I don't want to be left wondering how we managed to snatch defeat from the jaws of the Brexit victory. In just under four months' time, the UK will leave the European Union. For those of us who believe Britain's best future lies outside a supranational organisation dead set on ever closer union, this is a goal we have spent years working towards. I campaigned for a referendum. I voted to hold the referendum. I campaigned to leave. I voted to leave. We won. We are now within touching distance of breaking free from the European Union . Do I think everything in the Prime Minister's deal is perfect? No. Do I expect it to be perfect? No. Does it do what we need it to? Yes.
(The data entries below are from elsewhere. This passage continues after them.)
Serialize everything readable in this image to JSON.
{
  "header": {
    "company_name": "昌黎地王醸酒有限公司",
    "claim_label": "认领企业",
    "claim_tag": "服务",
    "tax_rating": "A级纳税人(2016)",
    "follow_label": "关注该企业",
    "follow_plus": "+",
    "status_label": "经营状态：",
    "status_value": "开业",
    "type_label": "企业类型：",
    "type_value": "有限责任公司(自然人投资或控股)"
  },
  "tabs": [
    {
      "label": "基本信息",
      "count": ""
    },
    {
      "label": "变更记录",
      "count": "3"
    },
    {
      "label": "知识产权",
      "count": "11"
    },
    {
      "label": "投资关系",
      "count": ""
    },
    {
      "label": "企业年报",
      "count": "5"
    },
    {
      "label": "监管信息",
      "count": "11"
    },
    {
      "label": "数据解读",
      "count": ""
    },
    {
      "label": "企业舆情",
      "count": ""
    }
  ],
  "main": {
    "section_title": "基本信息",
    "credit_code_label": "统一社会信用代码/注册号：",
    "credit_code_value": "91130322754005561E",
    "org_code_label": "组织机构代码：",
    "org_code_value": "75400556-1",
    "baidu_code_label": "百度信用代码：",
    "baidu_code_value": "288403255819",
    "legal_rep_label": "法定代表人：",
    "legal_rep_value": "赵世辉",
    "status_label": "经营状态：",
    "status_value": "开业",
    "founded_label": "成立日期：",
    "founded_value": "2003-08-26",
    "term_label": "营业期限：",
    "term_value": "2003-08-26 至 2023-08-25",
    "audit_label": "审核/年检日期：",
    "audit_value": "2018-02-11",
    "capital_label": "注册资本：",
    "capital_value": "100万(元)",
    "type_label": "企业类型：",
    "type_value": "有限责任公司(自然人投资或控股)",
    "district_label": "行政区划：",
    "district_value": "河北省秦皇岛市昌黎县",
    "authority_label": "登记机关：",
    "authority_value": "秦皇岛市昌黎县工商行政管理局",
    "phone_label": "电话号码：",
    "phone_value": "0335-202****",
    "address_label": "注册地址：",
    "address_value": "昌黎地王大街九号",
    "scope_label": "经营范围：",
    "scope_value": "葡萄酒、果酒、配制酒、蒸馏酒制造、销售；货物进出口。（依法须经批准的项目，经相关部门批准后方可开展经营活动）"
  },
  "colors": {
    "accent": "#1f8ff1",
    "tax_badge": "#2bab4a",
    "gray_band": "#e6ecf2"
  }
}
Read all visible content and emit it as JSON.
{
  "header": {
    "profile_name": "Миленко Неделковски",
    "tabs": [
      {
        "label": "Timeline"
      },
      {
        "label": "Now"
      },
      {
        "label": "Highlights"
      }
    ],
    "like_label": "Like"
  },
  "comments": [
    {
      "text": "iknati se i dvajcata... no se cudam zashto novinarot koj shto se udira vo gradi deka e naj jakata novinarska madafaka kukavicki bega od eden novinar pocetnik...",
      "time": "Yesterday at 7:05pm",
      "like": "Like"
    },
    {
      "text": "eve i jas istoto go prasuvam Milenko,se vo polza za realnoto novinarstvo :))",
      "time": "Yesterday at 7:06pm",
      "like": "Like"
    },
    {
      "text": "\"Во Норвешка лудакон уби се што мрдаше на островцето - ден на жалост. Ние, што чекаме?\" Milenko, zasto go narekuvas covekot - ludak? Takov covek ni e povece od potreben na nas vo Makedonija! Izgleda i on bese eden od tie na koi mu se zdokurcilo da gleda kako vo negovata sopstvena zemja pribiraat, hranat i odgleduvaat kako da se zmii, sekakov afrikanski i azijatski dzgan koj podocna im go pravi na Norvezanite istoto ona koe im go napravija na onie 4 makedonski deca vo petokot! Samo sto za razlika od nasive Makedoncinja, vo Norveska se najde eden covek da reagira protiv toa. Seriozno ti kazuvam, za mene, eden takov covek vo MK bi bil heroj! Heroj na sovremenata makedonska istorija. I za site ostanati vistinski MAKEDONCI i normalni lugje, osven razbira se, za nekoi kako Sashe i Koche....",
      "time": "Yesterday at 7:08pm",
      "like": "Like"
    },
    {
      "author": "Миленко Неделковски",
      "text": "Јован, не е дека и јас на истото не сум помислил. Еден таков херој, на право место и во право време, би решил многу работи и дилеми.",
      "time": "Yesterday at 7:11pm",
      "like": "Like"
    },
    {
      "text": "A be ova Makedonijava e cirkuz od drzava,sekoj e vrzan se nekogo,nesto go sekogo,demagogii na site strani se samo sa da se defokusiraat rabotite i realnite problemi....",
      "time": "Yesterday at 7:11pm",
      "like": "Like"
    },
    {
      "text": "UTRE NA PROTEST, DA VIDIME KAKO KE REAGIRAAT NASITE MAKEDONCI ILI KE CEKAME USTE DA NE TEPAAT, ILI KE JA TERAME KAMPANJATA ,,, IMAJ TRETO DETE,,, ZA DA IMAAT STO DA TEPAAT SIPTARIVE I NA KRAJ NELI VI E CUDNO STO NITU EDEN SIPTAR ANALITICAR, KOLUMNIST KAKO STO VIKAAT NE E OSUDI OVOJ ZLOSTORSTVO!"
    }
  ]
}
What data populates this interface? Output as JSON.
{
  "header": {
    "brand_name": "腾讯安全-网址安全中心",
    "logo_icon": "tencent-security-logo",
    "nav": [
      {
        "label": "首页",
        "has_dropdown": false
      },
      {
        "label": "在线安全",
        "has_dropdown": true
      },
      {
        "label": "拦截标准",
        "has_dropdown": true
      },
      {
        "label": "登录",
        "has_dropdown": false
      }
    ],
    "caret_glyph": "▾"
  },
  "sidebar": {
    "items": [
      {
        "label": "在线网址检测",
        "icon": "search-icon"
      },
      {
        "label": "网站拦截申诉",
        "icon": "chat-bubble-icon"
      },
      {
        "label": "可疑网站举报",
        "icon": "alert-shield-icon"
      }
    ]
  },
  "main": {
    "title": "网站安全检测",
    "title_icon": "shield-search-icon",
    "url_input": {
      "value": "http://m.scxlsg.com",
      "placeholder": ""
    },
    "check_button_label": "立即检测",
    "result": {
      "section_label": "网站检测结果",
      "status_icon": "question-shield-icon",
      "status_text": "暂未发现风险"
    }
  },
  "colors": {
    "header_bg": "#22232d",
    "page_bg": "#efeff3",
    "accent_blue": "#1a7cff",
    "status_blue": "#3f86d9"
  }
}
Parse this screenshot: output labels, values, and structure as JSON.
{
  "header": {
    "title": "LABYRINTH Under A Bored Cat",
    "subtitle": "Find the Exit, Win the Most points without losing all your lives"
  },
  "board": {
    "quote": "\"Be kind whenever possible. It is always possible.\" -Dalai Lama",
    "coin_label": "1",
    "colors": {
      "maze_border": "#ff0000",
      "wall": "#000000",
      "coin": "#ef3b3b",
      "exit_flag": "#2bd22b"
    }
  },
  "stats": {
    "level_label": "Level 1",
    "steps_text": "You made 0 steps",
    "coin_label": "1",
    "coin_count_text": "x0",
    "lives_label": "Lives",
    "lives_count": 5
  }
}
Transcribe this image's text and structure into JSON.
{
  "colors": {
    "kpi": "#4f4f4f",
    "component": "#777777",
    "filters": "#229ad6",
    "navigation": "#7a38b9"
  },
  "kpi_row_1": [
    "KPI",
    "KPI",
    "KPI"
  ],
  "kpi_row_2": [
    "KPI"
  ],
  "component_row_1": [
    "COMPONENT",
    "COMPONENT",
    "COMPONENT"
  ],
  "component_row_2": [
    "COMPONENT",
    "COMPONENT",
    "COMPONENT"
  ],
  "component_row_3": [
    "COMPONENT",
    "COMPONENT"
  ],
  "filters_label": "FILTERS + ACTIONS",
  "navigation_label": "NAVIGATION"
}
We will be out of the EU, ending the risk of Britain being dragged into an ever more federal Europe. We will be free to decide for ourselves who comes to the UK. Free to decide who fishes in our waters. Free to decide how to support our farmers. Free to open new markets around the world to the best that Britain produces. The exact path of our exit is not yet fully certain. That is to be expected. Unwinding 40 years of growing European influence in our laws, our politics, and our country was always going to take time. An implementation period is a sensible step to make this process as smooth as possible. The backstop isn't ideal. We don't want to end up there - and we certainly don't want to stay there. Neither do the EU. And I don't believe we will.
There are those in the trade policy space who say that the UK would not be able to attract international partners to new trade agreements during any backstop because they would not know when any such agreement could be implemented but the same would apply, of course, to the EU. Who would want to have an FTA with the EU if they didn't know what their future relationship would be with the UK - the worlds fifth biggest market right on their doorstep. There is also a suspicion in some EU quarters (hard for many eurosceptics like me to understand) that the backstop is a way, if the UK doesn't get what it wants from our future relationship, to retain single market access without making any financial contribution and outside free movement. What, they say, would we tell Norway or Switzerland who already have to pay for such access? Despite all this, I know some people think this is a risk. I understand that. But I worry we are focusing on the wrong risk. There's a much graver risk that we need to see clearly.
Before the referendum there was never a majority in Parliament for leaving the EU. It took the referendum to change that. Yes, Parliament voted to trigger Article 50 and repeal the European Communities Act. But I worry what a Parliament that lacks a natural leave majority might do if this Brexit deal is voted down. We have a deal that has been reached, painstakingly negotiated, and ready to go if only MPs vote for it. This may not be what every leave supporter imagines as their perfect Brexit. But what happens if MPs don't vote for it? What happens if those who back Brexit don't come together to back this Brexit?
The truth is that Parliament is sovereign and Parliament will decide the way forward. When I look across the House I see John McDonnell and Jeremy Corbyn mobilising for a second referendum and I see the SNP, whose sole aim is to break apart our country. MPs can ask the Speaker for emergency debates to have their say. The House of Lords will have the chance to amend the Trade, Fisheries and Immigration Bills. We need to leave. There are laws we need to pass for any sort of ordered Brexit. These would be at risk of amendment by the opponents of Brexit - either to require the government to seek an extension of Article 50, or to deliver the most chaotic possible exit in an attempt to force a change of course. Wherever you look, their direction of travel is clear and not in our favour.
As Leave supporters, the choice we face isn't between the deal the Prime Minister has reached or a deal we might like to reach. The choice is between this deal and the very real risk of no Brexit. If Parliamentary tactics are used to steal Brexit from the British people, faith will be lost in the very fabric of our democratic process with potentially unknowable consequences.
I will never forget the morning of 24 June 2016. Years of hard work paving the way for a referendum. Months of hard campaigning. The result came in and Britain voted out. We are so close to delivering that result. On 30 March 2019, I want to wake up in a country that has left the European Union. I don't want to be left wondering how we managed to snatch defeat from the jaws of victory.
Article by Liam Fox in the Telegraph on the 2nd December 2018